Segment Start: The data
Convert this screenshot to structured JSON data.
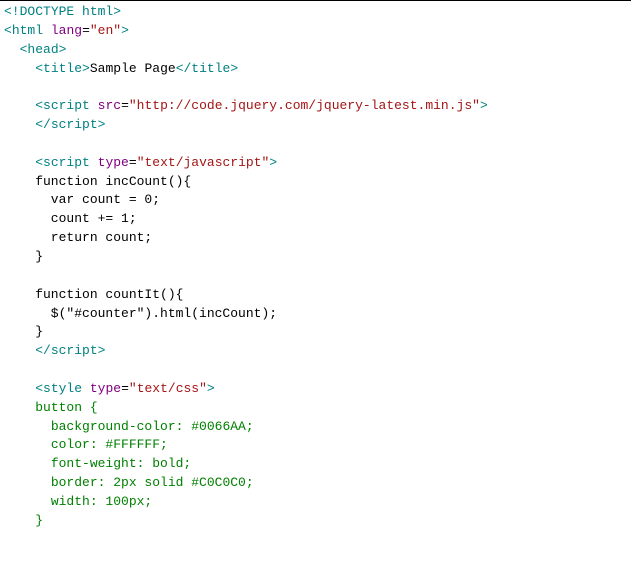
{
  "lines": [
    [
      {
        "cls": "t-punc",
        "txt": "<!"
      },
      {
        "cls": "t-tag",
        "txt": "DOCTYPE html"
      },
      {
        "cls": "t-punc",
        "txt": ">"
      }
    ],
    [
      {
        "cls": "t-punc",
        "txt": "<"
      },
      {
        "cls": "t-tag",
        "txt": "html"
      },
      {
        "cls": "",
        "txt": " "
      },
      {
        "cls": "t-attr",
        "txt": "lang"
      },
      {
        "cls": "",
        "txt": "="
      },
      {
        "cls": "t-str",
        "txt": "\"en\""
      },
      {
        "cls": "t-punc",
        "txt": ">"
      }
    ],
    [
      {
        "cls": "",
        "txt": "  "
      },
      {
        "cls": "t-punc",
        "txt": "<"
      },
      {
        "cls": "t-tag",
        "txt": "head"
      },
      {
        "cls": "t-punc",
        "txt": ">"
      }
    ],
    [
      {
        "cls": "",
        "txt": "    "
      },
      {
        "cls": "t-punc",
        "txt": "<"
      },
      {
        "cls": "t-tag",
        "txt": "title"
      },
      {
        "cls": "t-punc",
        "txt": ">"
      },
      {
        "cls": "",
        "txt": "Sample Page"
      },
      {
        "cls": "t-punc",
        "txt": "</"
      },
      {
        "cls": "t-tag",
        "txt": "title"
      },
      {
        "cls": "t-punc",
        "txt": ">"
      }
    ],
    [],
    [
      {
        "cls": "",
        "txt": "    "
      },
      {
        "cls": "t-punc",
        "txt": "<"
      },
      {
        "cls": "t-tag",
        "txt": "script"
      },
      {
        "cls": "",
        "txt": " "
      },
      {
        "cls": "t-attr",
        "txt": "src"
      },
      {
        "cls": "",
        "txt": "="
      },
      {
        "cls": "t-str",
        "txt": "\"http://code.jquery.com/jquery-latest.min.js\""
      },
      {
        "cls": "t-punc",
        "txt": ">"
      }
    ],
    [
      {
        "cls": "",
        "txt": "    "
      },
      {
        "cls": "t-punc",
        "txt": "</"
      },
      {
        "cls": "t-tag",
        "txt": "script"
      },
      {
        "cls": "t-punc",
        "txt": ">"
      }
    ],
    [],
    [
      {
        "cls": "",
        "txt": "    "
      },
      {
        "cls": "t-punc",
        "txt": "<"
      },
      {
        "cls": "t-tag",
        "txt": "script"
      },
      {
        "cls": "",
        "txt": " "
      },
      {
        "cls": "t-attr",
        "txt": "type"
      },
      {
        "cls": "",
        "txt": "="
      },
      {
        "cls": "t-str",
        "txt": "\"text/javascript\""
      },
      {
        "cls": "t-punc",
        "txt": ">"
      }
    ],
    [
      {
        "cls": "",
        "txt": "    function incCount(){"
      }
    ],
    [
      {
        "cls": "",
        "txt": "      var count = 0;"
      }
    ],
    [
      {
        "cls": "",
        "txt": "      count += 1;"
      }
    ],
    [
      {
        "cls": "",
        "txt": "      return count;"
      }
    ],
    [
      {
        "cls": "",
        "txt": "    }"
      }
    ],
    [],
    [
      {
        "cls": "",
        "txt": "    function countIt(){"
      }
    ],
    [
      {
        "cls": "",
        "txt": "      $(\"#counter\").html(incCount);"
      }
    ],
    [
      {
        "cls": "",
        "txt": "    }"
      }
    ],
    [
      {
        "cls": "",
        "txt": "    "
      },
      {
        "cls": "t-punc",
        "txt": "</"
      },
      {
        "cls": "t-tag",
        "txt": "script"
      },
      {
        "cls": "t-punc",
        "txt": ">"
      }
    ],
    [],
    [
      {
        "cls": "",
        "txt": "    "
      },
      {
        "cls": "t-punc",
        "txt": "<"
      },
      {
        "cls": "t-tag",
        "txt": "style"
      },
      {
        "cls": "",
        "txt": " "
      },
      {
        "cls": "t-attr",
        "txt": "type"
      },
      {
        "cls": "",
        "txt": "="
      },
      {
        "cls": "t-str",
        "txt": "\"text/css\""
      },
      {
        "cls": "t-punc",
        "txt": ">"
      }
    ],
    [
      {
        "cls": "",
        "txt": "    "
      },
      {
        "cls": "t-css",
        "txt": "button {"
      }
    ],
    [
      {
        "cls": "",
        "txt": "      "
      },
      {
        "cls": "t-css",
        "txt": "background-color: #0066AA;"
      }
    ],
    [
      {
        "cls": "",
        "txt": "      "
      },
      {
        "cls": "t-css",
        "txt": "color: #FFFFFF;"
      }
    ],
    [
      {
        "cls": "",
        "txt": "      "
      },
      {
        "cls": "t-css",
        "txt": "font-weight: bold;"
      }
    ],
    [
      {
        "cls": "",
        "txt": "      "
      },
      {
        "cls": "t-css",
        "txt": "border: 2px solid #C0C0C0;"
      }
    ],
    [
      {
        "cls": "",
        "txt": "      "
      },
      {
        "cls": "t-css",
        "txt": "width: 100px;"
      }
    ],
    [
      {
        "cls": "",
        "txt": "    "
      },
      {
        "cls": "t-css",
        "txt": "}"
      }
    ]
  ]
}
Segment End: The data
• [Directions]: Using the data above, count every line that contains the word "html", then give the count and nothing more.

• [Result for this task]: 3